So the folder analogy would just be a lure:
/a/b/c would be equal to /a/c/b

That said - I can see value in trying to get rid
of the legacy Hashtable - so adding a new method
that takes a Map<String,String> wouldn't necessarily
be a bad thing :-)

A work around for your use case would be to use:

  static ObjectName getInstance(String name)

instead of

  static ObjectName getInstance(String domain
                                Hashtable<String,String> table)

An object name has both a string representation
and a canonical representation.
IIRC we did try to preserve the original string
representation, even if it's not canonical.
It's also preserved in the serial form.

See:
https://docs.oracle.com/javase/8/docs/api/javax/management/ObjectName.html#getKeyPropertyListString--

Hope this helps,

-- daniel


On 24/02/17 00:17, Dave Brosius wrote:

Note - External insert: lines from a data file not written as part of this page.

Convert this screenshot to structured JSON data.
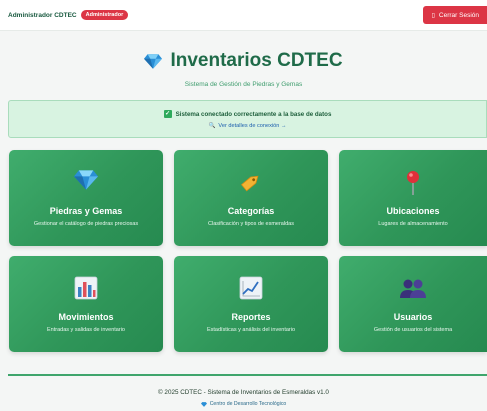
{
  "header": {
    "user_name": "Administrador CDTEC",
    "role_badge": "Administrador",
    "logout_label": "Cerrar Sesión"
  },
  "hero": {
    "title": "Inventarios CDTEC",
    "subtitle": "Sistema de Gestión de Piedras y Gemas",
    "icon": "gem-icon"
  },
  "status": {
    "message": "Sistema conectado correctamente a la base de datos",
    "details_link": "Ver detalles de conexión →"
  },
  "cards": [
    {
      "title": "Piedras y Gemas",
      "description": "Gestionar el catálogo de piedras preciosas",
      "icon": "gem-icon"
    },
    {
      "title": "Categorías",
      "description": "Clasificación y tipos de esmeraldas",
      "icon": "tag-icon"
    },
    {
      "title": "Ubicaciones",
      "description": "Lugares de almacenamiento",
      "icon": "pin-icon"
    },
    {
      "title": "Movimientos",
      "description": "Entradas y salidas de inventario",
      "icon": "bar-chart-icon"
    },
    {
      "title": "Reportes",
      "description": "Estadísticas y análisis del inventario",
      "icon": "line-chart-icon"
    },
    {
      "title": "Usuarios",
      "description": "Gestión de usuarios del sistema",
      "icon": "users-icon"
    }
  ],
  "footer": {
    "copyright": "© 2025 CDTEC - Sistema de Inventarios de Esmeraldas v1.0",
    "center": "Centro de Desarrollo Tecnológico"
  },
  "colors": {
    "brand_green": "#2f9659",
    "danger_red": "#dc3545",
    "status_bg": "#d8f3e1"
  }
}
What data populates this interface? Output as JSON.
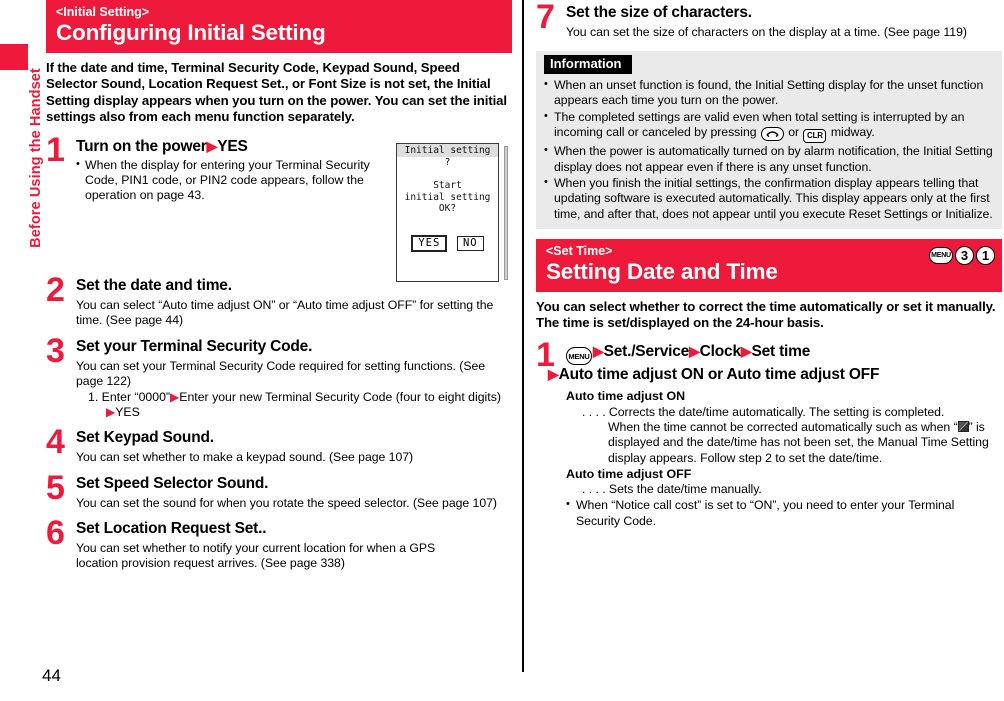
{
  "chapter_tab": {
    "label": "Before Using the Handset",
    "color": "#ed1a3b"
  },
  "page_number": "44",
  "left_column": {
    "banner": {
      "subtitle": "<Initial Setting>",
      "title": "Configuring Initial Setting"
    },
    "intro": "If the date and time, Terminal Security Code, Keypad Sound, Speed Selector Sound, Location Request Set., or Font Size is not set, the Initial Setting display appears when you turn on the power. You can set the initial settings also from each menu function separately.",
    "steps": [
      {
        "number": "1",
        "head_a": "Turn on the power",
        "head_b": "YES",
        "bullet": "When the display for entering your Terminal Security Code, PIN1 code, or PIN2 code appears, follow the operation on page 43."
      },
      {
        "number": "2",
        "head": "Set the date and time.",
        "body": "You can select “Auto time adjust ON” or “Auto time adjust OFF” for setting the time. (See page 44)"
      },
      {
        "number": "3",
        "head": "Set your Terminal Security Code.",
        "body": "You can set your Terminal Security Code required for setting functions. (See page 122)",
        "ordered_a": "1. Enter “0000”",
        "ordered_b": "Enter your new Terminal Security Code (four to eight digits)",
        "ordered_c": "YES"
      },
      {
        "number": "4",
        "head": "Set Keypad Sound.",
        "body": "You can set whether to make a keypad sound. (See page 107)"
      },
      {
        "number": "5",
        "head": "Set Speed Selector Sound.",
        "body": "You can set the sound for when you rotate the speed selector. (See page 107)"
      },
      {
        "number": "6",
        "head": "Set Location Request Set..",
        "body": "You can set whether to notify your current location for when a GPS location provision request arrives. (See page 338)"
      }
    ],
    "phone_mock": {
      "titlebar": "Initial setting",
      "question_mark": "?",
      "message_line1": "Start",
      "message_line2": "initial setting",
      "message_line3": "OK?",
      "choice_yes": "YES",
      "choice_no": "NO"
    }
  },
  "right_column": {
    "step7": {
      "number": "7",
      "head": "Set the size of characters.",
      "body": "You can set the size of characters on the display at a time. (See page 119)"
    },
    "information": {
      "label": "Information",
      "items": [
        {
          "text_a": "When an unset function is found, the Initial Setting display for the unset function appears each time you turn on the power."
        },
        {
          "text_a": "The completed settings are valid even when total setting is interrupted by an incoming call or canceled by pressing ",
          "key1": "end-call-key",
          "mid": " or ",
          "key2": "CLR",
          "text_b": " midway."
        },
        {
          "text_a": "When the power is automatically turned on by alarm notification, the Initial Setting display does not appear even if there is any unset function."
        },
        {
          "text_a": "When you finish the initial settings, the confirmation display appears telling that updating software is executed automatically. This display appears only at the first time, and after that, does not appear until you execute Reset Settings or Initialize."
        }
      ]
    },
    "banner": {
      "subtitle": "<Set Time>",
      "title": "Setting Date and Time",
      "key_sequence": [
        "MENU",
        "3",
        "1"
      ]
    },
    "intro": "You can select whether to correct the time automatically or set it manually. The time is set/displayed on the 24-hour basis.",
    "step1": {
      "number": "1",
      "menu_key": "MENU",
      "head_items": [
        "Set./Service",
        "Clock",
        "Set time"
      ],
      "head_line2": "Auto time adjust ON or Auto time adjust OFF",
      "detail_on_title": "Auto time adjust ON",
      "detail_on_line1": ". . . . Corrects the date/time automatically. The setting is completed.",
      "detail_on_line2a": "When the time cannot be corrected automatically such as when “",
      "detail_on_line2b": "” is",
      "detail_on_line3": "displayed and the date/time has not been set, the Manual Time Setting",
      "detail_on_line4": "display appears. Follow step 2 to set the date/time.",
      "detail_off_title": "Auto time adjust OFF",
      "detail_off_line1": ". . . . Sets the date/time manually.",
      "detail_bullet": "When “Notice call cost” is set to “ON”, you need to enter your Terminal Security Code."
    }
  }
}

> Greetings. the method
>
> public static ObjectName getInstance(String domain,
> Hashtable<String,String> table)
>         throws MalformedObjectNameException {
>         return new ObjectName(domain, table);
>     }
>
> in javax.management.ObjectName allows for a provided Hashtable to
> specify properties for the objectname.
>
> The semantics of an ObjectName don't consider the order of these
> properties, however certain tools like jconsole (when used as a name for
> a jmx property) does consider the order.
>
> If you wish to create a folder structure to report metrics in jmx, you
> need to use this properties map to specify the folder names. JConsole,
> then, uses order of iteration to determine the order of the folder
> hierarchy.
>
> Suppose you want a folder hierarchy similar to a package name, you may
> specify properties like
>
> table.put("a0", "com");
> table.put("a1", "acme");
> table.put("name", "MyMetric");
>
> in hopes of producing a metric in JConsole in the folder structure,
> com/acme/MyMetric.
>
> The problem is of course, that the argument is a Hashtable, not a Map,
> and so the items are not ordered at all, yet JConsole uses iteration
> order to build the path, so you may get
>
> acme/ao/MyMetric or MyMetric/acme/ao or .....
>
> This means if you really want to have ordered packages, you have to
> derive from Hashtable, and override the entrySet() method, including
> that set's iterator() to return the values in the order you wish to have
> them shown.
>
> That is really janky.
>
> I'm proposing that the interface for getInstance be softened to
>
> public static ObjectName getInstance(String domain,
>                                          Map<String,String> table)
>
> as well as
>
> public ObjectName(String domain, Map<String, String> table)
>
> thoughts?
>